Biden begins selling “American Jobs Plan”
The president began selling his $2 trillion infrastructure proposal on Wednesday
The plan would include fixing 20,000 miles of roads and 10,000 bridges. In addition to fixing infrastructure, the proposal would focus on tackling climate change, addressing racial inequalities and raising corporate taxes, according to the New York Times.
The spending in the plan would occur over a period of eight years.
If approved, officials said that the spending would “end decades of stagnation in federal investment in research and infrastructure- and would return government investment in those areas, as a share of the economy, to its highest levels since the 1960’s,” according to the New York Times.
The “American Jobs Plan,” is expected to face intense Republican opposition due to its size and reliance on corporate taxes in order for its execution. Senator Mitch McConnell already shared his unlikeliness to support the White House proposition.
“If it’s going to have massive tax increases and trillions more added to the national debt, it’s not likely,” McConnell said.
Two more sexual assault lawsuits filed against Houston Texans’ Deshaun Watson
On Tuesday evening, two additional lawsuits were filed against Deshaun Watson alleging inappropriate behavior and sexual assault.

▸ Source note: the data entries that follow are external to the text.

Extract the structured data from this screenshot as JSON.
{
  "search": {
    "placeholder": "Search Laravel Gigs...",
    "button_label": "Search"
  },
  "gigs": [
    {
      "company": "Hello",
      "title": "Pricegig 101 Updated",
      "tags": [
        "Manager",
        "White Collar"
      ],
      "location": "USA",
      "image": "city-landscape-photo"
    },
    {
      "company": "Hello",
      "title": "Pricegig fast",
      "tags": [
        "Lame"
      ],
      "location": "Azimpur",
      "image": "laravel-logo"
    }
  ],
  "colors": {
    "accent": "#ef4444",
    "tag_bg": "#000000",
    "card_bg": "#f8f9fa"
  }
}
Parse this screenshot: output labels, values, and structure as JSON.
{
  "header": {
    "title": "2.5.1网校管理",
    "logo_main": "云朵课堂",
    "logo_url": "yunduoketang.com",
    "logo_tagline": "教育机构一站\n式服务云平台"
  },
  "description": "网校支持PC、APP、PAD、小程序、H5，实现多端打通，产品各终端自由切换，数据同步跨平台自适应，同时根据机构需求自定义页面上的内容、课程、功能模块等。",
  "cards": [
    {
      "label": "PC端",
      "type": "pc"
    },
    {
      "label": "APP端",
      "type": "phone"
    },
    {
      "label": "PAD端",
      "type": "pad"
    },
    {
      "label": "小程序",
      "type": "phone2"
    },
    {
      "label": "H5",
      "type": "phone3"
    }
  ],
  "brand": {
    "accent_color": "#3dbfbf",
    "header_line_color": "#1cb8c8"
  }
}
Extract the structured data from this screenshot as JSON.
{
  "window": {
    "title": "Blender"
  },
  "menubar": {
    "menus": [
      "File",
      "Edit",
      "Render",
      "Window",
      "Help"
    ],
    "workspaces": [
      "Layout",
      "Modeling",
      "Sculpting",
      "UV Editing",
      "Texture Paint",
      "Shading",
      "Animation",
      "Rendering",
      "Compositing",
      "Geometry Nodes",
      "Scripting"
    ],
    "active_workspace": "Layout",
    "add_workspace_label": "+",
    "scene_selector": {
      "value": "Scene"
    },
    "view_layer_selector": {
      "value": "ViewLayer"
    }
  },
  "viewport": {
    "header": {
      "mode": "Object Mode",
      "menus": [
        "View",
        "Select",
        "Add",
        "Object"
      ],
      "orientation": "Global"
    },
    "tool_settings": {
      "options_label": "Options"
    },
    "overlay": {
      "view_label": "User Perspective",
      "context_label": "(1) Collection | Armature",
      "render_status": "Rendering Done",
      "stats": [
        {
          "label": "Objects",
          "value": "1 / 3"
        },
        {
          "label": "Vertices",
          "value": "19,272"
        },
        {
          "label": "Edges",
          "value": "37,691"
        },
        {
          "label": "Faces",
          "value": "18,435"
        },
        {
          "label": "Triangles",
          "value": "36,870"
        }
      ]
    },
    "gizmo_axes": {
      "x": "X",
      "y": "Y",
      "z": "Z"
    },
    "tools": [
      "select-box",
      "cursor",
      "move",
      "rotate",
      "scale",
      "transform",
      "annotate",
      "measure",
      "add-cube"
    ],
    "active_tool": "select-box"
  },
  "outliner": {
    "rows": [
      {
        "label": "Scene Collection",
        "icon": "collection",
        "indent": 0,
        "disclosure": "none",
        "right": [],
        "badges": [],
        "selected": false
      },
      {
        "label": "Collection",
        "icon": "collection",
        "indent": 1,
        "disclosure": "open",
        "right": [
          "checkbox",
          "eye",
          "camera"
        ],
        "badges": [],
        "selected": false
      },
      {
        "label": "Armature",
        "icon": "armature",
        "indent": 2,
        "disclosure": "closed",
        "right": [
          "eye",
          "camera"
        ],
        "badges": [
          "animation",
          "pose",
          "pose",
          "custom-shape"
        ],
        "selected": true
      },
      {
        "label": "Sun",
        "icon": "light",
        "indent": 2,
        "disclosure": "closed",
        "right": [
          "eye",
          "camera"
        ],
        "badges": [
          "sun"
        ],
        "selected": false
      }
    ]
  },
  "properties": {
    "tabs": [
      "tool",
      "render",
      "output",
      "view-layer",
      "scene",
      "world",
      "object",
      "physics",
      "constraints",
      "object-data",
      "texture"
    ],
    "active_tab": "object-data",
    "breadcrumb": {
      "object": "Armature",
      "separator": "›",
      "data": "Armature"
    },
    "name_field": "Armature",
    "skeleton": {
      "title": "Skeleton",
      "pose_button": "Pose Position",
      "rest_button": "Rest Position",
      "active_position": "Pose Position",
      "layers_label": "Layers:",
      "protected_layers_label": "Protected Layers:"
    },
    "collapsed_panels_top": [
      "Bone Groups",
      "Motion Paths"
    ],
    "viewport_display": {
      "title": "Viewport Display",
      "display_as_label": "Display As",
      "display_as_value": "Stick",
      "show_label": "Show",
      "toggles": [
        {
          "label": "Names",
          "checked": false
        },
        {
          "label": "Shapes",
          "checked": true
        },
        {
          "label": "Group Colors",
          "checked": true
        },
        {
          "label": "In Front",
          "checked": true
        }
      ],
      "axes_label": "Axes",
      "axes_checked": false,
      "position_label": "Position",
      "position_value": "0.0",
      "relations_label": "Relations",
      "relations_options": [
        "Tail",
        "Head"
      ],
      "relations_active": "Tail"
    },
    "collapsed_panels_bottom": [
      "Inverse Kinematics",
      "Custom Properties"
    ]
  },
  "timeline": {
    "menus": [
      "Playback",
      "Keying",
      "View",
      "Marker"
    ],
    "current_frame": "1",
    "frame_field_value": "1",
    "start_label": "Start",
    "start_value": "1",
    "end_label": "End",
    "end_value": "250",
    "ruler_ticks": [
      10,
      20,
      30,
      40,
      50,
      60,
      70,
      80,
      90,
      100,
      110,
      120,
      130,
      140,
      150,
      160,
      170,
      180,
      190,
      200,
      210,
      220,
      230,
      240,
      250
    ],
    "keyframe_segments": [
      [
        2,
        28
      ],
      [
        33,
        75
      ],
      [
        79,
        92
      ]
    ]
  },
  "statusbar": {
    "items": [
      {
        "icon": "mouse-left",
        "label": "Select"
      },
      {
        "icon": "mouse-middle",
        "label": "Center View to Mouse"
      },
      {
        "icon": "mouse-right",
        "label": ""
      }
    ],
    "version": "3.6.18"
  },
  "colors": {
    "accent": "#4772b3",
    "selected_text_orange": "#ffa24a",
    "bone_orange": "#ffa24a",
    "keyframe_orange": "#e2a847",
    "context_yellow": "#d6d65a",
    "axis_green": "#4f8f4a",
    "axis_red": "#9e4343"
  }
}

According to ESPN, one of the lawsuits states that Watson was deleting Instagram messages and contacting the women who had previously given him massages in an attempt to “settle” those cases.
The number of allegations against the Texans quarterback is now up to 21 in total.
Watson’s lawyer, Rusty Hardin, released a statement on Monday, which said that Watson has not deleted any messages over the past two weeks and denies allegations of contacting any of the women directly.
The Texans released a statement stating that they would stay in close contact with the NFL during its investigation.
Unemployment claims back up to 700,000
According to The Washington Post, the increase in filings comes as a surprise following last week’s tally count that set a pandemic-era low.
Economists expected the job claims filed last week to decrease to 675,000, but instead the number of claims increased by 61,000.
The total now sits at 719,000, reinforcing the unpredictability that COVID-19 has had on economic recovery.